Diversity matters, not just because it’s the right thing to do, but because it makes good business sense. Not only do we need more women in the STEM field, but more overall diversity. A mix of backgrounds, thoughts, and approaches to problem-solving makes us stronger and more resilient to marketplace changes.

We need to build up the ecosystem of women and diverse leaders in tech, starting with having more role models for women to look up to. Young women need to see examples of people like them, pursuing their passions, so they can be empowered to do the same. And it’s not enough just to have women in tech; we need female inventors, founders, and C-level executives to serve as role models and advocates for other women in all stages of their careers.

Today, at AT&T women can reach their highest potential. They’re innovators, team players and leaders. Some of the world’s finest inventions and innovations come from AT&T women in STEM, including Dr. Shirley Jackson, whose work at Bell Laboratories led to the create of fiber optic cables and caller ID. More than 13,600 women from diverse backgrounds work in STEM roles and more than 1,100 have earned patents.

Where I See Women in STEM in Five Years

Women in STEM have much to look forward to, including a change in the dynamics of the field. They are feeling less isolated, more capable of being hired for their skills and assets, and more optimistic about the future of their careers.
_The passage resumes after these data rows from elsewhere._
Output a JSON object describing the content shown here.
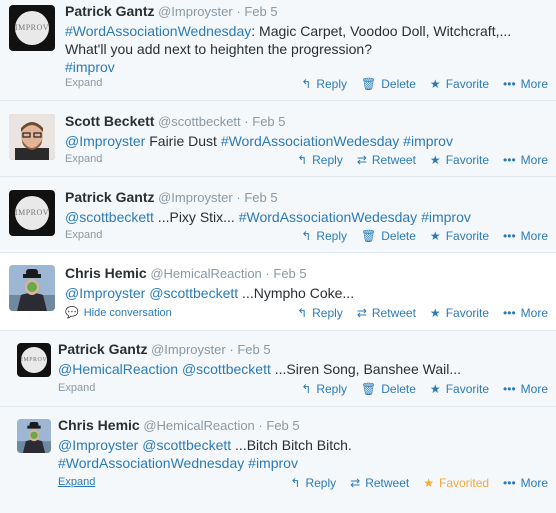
{
  "actions": {
    "reply": "Reply",
    "delete": "Delete",
    "retweet": "Retweet",
    "favorite": "Favorite",
    "favorited": "Favorited",
    "more": "More",
    "expand": "Expand",
    "hide_conversation": "Hide conversation"
  },
  "icons": {
    "reply": "reply-icon",
    "delete": "trash-icon",
    "retweet": "retweet-icon",
    "favorite": "star-icon",
    "more": "ellipsis-icon",
    "conversation": "speech-bubble-icon"
  },
  "colors": {
    "link": "#2b7bb9",
    "muted": "#8899a6",
    "favorited": "#f4a93a"
  },
  "avatars": {
    "improv_text": "IMPROV"
  },
  "tweets": [
    {
      "fullname": "Patrick Gantz",
      "username": "@Improyster",
      "sep": "·",
      "time": "Feb 5",
      "line1_tag": "#WordAssociationWednesday",
      "line1_rest": ": Magic Carpet, Voodoo Doll, Witchcraft,...",
      "line2": "What'll you add next to heighten the progression?",
      "line3_tag": "#improv"
    },
    {
      "fullname": "Scott Beckett",
      "username": "@scottbeckett",
      "sep": "·",
      "time": "Feb 5",
      "mention1": "@Improyster",
      "body": " Fairie Dust ",
      "tag1": "#WordAssociationWedesday",
      "space": " ",
      "tag2": "#improv"
    },
    {
      "fullname": "Patrick Gantz",
      "username": "@Improyster",
      "sep": "·",
      "time": "Feb 5",
      "mention1": "@scottbeckett",
      "body": " ...Pixy Stix... ",
      "tag1": "#WordAssociationWedesday",
      "space": " ",
      "tag2": "#improv"
    },
    {
      "fullname": "Chris Hemic",
      "username": "@HemicalReaction",
      "sep": "·",
      "time": "Feb 5",
      "mention1": "@Improyster",
      "space": " ",
      "mention2": "@scottbeckett",
      "body": " ...Nympho Coke..."
    },
    {
      "fullname": "Patrick Gantz",
      "username": "@Improyster",
      "sep": "·",
      "time": "Feb 5",
      "mention1": "@HemicalReaction",
      "space": " ",
      "mention2": "@scottbeckett",
      "body": " ...Siren Song, Banshee Wail..."
    },
    {
      "fullname": "Chris Hemic",
      "username": "@HemicalReaction",
      "sep": "·",
      "time": "Feb 5",
      "mention1": "@Improyster",
      "space": " ",
      "mention2": "@scottbeckett",
      "body": " ...Bitch Bitch Bitch.",
      "tag1": "#WordAssociationWednesday",
      "tag2": "#improv"
    }
  ]
}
Without the participation of women in STEM, we have only half the brainpower, half the spirit, and ultimately, half the potential. We need more female voices in STEM to gain new perspectives. As more female students realize the impact their work can have on the environment, human rights, and more, our world will change for the better.